(Records Opens)
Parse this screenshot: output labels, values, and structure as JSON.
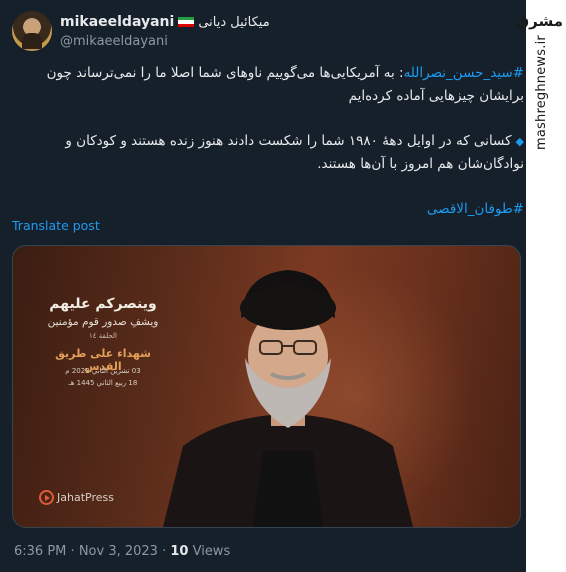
{
  "author": {
    "display_name": "mikaeeldayani",
    "display_name_fa": "میکائیل دیانی",
    "handle": "@mikaeeldayani",
    "flag_colors": [
      "#239f40",
      "#ffffff",
      "#da0000"
    ]
  },
  "tweet": {
    "hashtag1": "#سید_حسن_نصرالله",
    "line1_rest": ": به آمریکایی‌ها می‌گوییم ناوهای شما اصلا ما را نمی‌ترساند چون برایشان چیزهایی آماده کرده‌ایم",
    "bullet_text": "کسانی که در اوایل دههٔ ۱۹۸۰ شما را شکست دادند هنوز زنده هستند و کودکان و نوادگان‌شان هم امروز با آن‌ها هستند.",
    "hashtag2": "#طوفان_الاقصی"
  },
  "translate_label": "Translate post",
  "media": {
    "title": "وينصركم عليهم",
    "subtitle": "ويشفِ صدور قوم مؤمنين",
    "part": "الحلقة ١٤",
    "red_title": "شهداء على طريق القدس",
    "date1": "03 تشرين الثاني 2023 م",
    "date2": "18 ربيع الثاني 1445 هـ",
    "logo_text": "JahatPress"
  },
  "footer": {
    "time": "6:36 PM",
    "sep": "·",
    "date": "Nov 3, 2023",
    "views_count": "10",
    "views_label": "Views"
  },
  "watermark": {
    "logo": "مشرق",
    "site": "mashreghnews.ir"
  },
  "colors": {
    "background": "#15202b",
    "link": "#1d9bf0",
    "muted": "#8b98a5",
    "text": "#e7e9ea"
  }
}
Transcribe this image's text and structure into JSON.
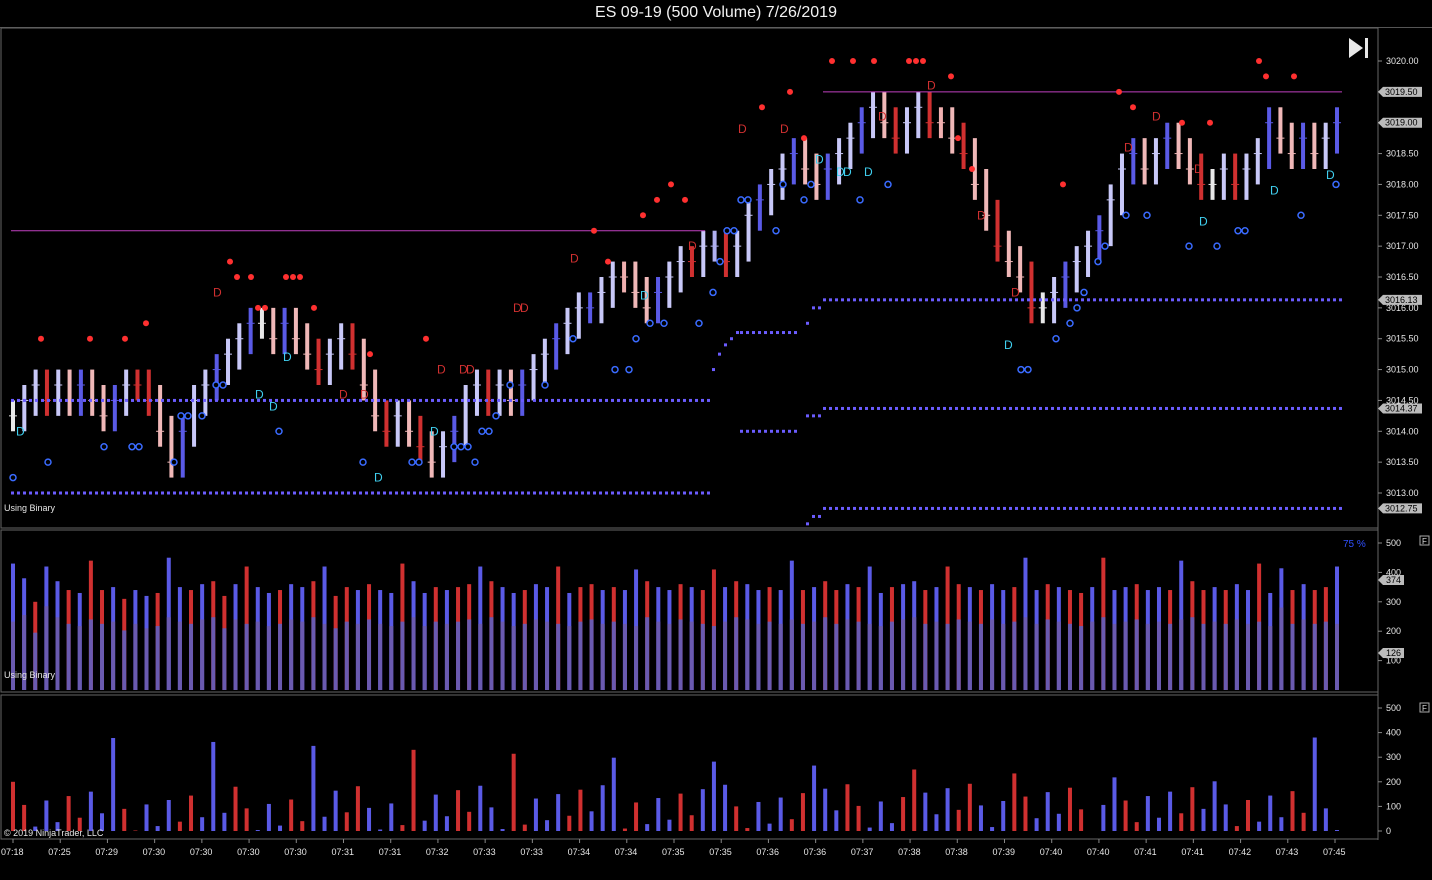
{
  "title": "ES 09-19 (500 Volume)  7/26/2019",
  "copyright": "© 2019 NinjaTrader, LLC",
  "price_panel_label": "Using Binary",
  "volume_panel_label": "Using Binary",
  "volume_percent_label": "75 %",
  "panel_flag": "F",
  "colors": {
    "background": "#000000",
    "up_bar": "#5a5ae6",
    "down_bar": "#d03030",
    "neutral_bar": "#e8e8e8",
    "resistance_line": "#c040c0",
    "level_dots": "#6b5cff",
    "sell_signal": "#ff3030",
    "buy_signal": "#3a6bff",
    "d_marker_red": "#d03030",
    "d_marker_cyan": "#40d0f0",
    "volume_total": "#6a5ab0"
  },
  "icons": {
    "goto_end": "skip-to-end-icon"
  },
  "chart_data": [
    {
      "type": "candlestick",
      "title": "ES 09-19 (500 Volume)  7/26/2019",
      "y_axis": {
        "ylim": [
          3012.6,
          3020.2
        ],
        "ticks": [
          "3020.00",
          "3019.50",
          "3019.00",
          "3018.50",
          "3018.00",
          "3017.50",
          "3017.00",
          "3016.50",
          "3016.00",
          "3015.50",
          "3015.00",
          "3014.50",
          "3014.00",
          "3013.50",
          "3013.00"
        ]
      },
      "price_flags": [
        "3019.50",
        "3019.00",
        "3016.13",
        "3014.37",
        "3012.75"
      ],
      "resistance_lines": [
        3017.25,
        3019.5
      ],
      "close_series": [
        3014.25,
        3014.5,
        3014.75,
        3014.5,
        3014.75,
        3014.5,
        3014.75,
        3014.5,
        3014.25,
        3014.5,
        3014.75,
        3014.75,
        3014.5,
        3014.0,
        3013.5,
        3014.0,
        3014.5,
        3014.75,
        3015.0,
        3015.25,
        3015.5,
        3015.75,
        3015.75,
        3015.5,
        3015.75,
        3015.5,
        3015.25,
        3015.0,
        3015.25,
        3015.5,
        3015.25,
        3014.75,
        3014.25,
        3014.0,
        3014.25,
        3014.0,
        3013.75,
        3013.5,
        3013.75,
        3014.0,
        3014.5,
        3014.75,
        3014.5,
        3014.75,
        3014.5,
        3014.75,
        3015.0,
        3015.25,
        3015.5,
        3015.75,
        3016.0,
        3016.0,
        3016.25,
        3016.5,
        3016.5,
        3016.25,
        3016.0,
        3016.25,
        3016.5,
        3016.75,
        3016.75,
        3017.0,
        3017.0,
        3016.75,
        3017.0,
        3017.5,
        3017.75,
        3018.0,
        3018.25,
        3018.5,
        3018.25,
        3018.0,
        3018.25,
        3018.5,
        3018.75,
        3019.0,
        3019.25,
        3019.0,
        3018.75,
        3019.0,
        3019.25,
        3019.0,
        3019.0,
        3018.75,
        3018.5,
        3018.0,
        3017.5,
        3017.0,
        3016.75,
        3016.5,
        3016.0,
        3016.0,
        3016.25,
        3016.5,
        3016.75,
        3017.0,
        3017.25,
        3017.75,
        3018.25,
        3018.5,
        3018.25,
        3018.5,
        3018.75,
        3018.5,
        3018.25,
        3018.0,
        3018.0,
        3018.25,
        3018.0,
        3018.25,
        3018.5,
        3019.0,
        3018.75,
        3018.5,
        3018.75,
        3018.5,
        3018.75,
        3019.0
      ],
      "support_levels": [
        {
          "from_time": "07:18",
          "to_time": "07:35",
          "levels": [
            3014.5,
            3013.0
          ]
        },
        {
          "from_time": "07:36",
          "to_time": "07:45",
          "levels": [
            3016.13,
            3014.37,
            3012.75
          ]
        }
      ]
    },
    {
      "type": "bar",
      "title": "Volume",
      "y_ticks": [
        "500",
        "400",
        "300",
        "200",
        "100"
      ],
      "value_flags": [
        "374",
        "126"
      ],
      "series": [
        {
          "values": [
            310,
            340,
            260,
            380,
            330,
            300,
            290,
            320,
            300,
            310,
            270,
            300,
            280,
            290,
            330,
            310,
            300,
            320,
            330,
            280,
            320,
            300,
            310,
            290,
            300,
            320,
            310,
            330,
            300,
            280,
            310,
            300,
            320,
            300,
            290,
            310,
            330,
            290,
            310,
            300,
            310,
            320,
            300,
            330,
            310,
            290,
            300,
            320,
            310,
            300,
            290,
            310,
            320,
            300,
            310,
            300,
            290,
            330,
            310,
            300,
            320,
            310,
            300,
            290,
            310,
            330,
            320,
            300,
            310,
            300,
            320,
            300,
            310,
            330,
            300,
            320,
            310,
            300,
            290,
            310,
            320,
            330,
            300,
            310,
            300,
            320,
            310,
            300,
            320,
            300,
            310,
            330,
            300,
            320,
            310,
            300,
            290,
            310,
            330,
            300,
            310,
            320,
            300,
            310,
            300,
            320,
            330,
            300,
            310,
            300,
            320,
            300,
            310,
            290,
            374,
            300,
            320,
            300,
            310,
            300
          ]
        }
      ]
    },
    {
      "type": "bar",
      "title": "Delta",
      "y_ticks": [
        "500",
        "400",
        "300",
        "200",
        "100",
        "0"
      ],
      "x_ticks": [
        "07:18",
        "07:25",
        "07:29",
        "07:30",
        "07:30",
        "07:30",
        "07:30",
        "07:31",
        "07:31",
        "07:32",
        "07:33",
        "07:33",
        "07:34",
        "07:34",
        "07:35",
        "07:35",
        "07:36",
        "07:36",
        "07:37",
        "07:38",
        "07:38",
        "07:39",
        "07:40",
        "07:40",
        "07:41",
        "07:41",
        "07:42",
        "07:43",
        "07:45"
      ]
    }
  ]
}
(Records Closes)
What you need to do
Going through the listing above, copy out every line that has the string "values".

Answer
Parse this screenshot: output labels, values, and structure as JSON.
          "values": [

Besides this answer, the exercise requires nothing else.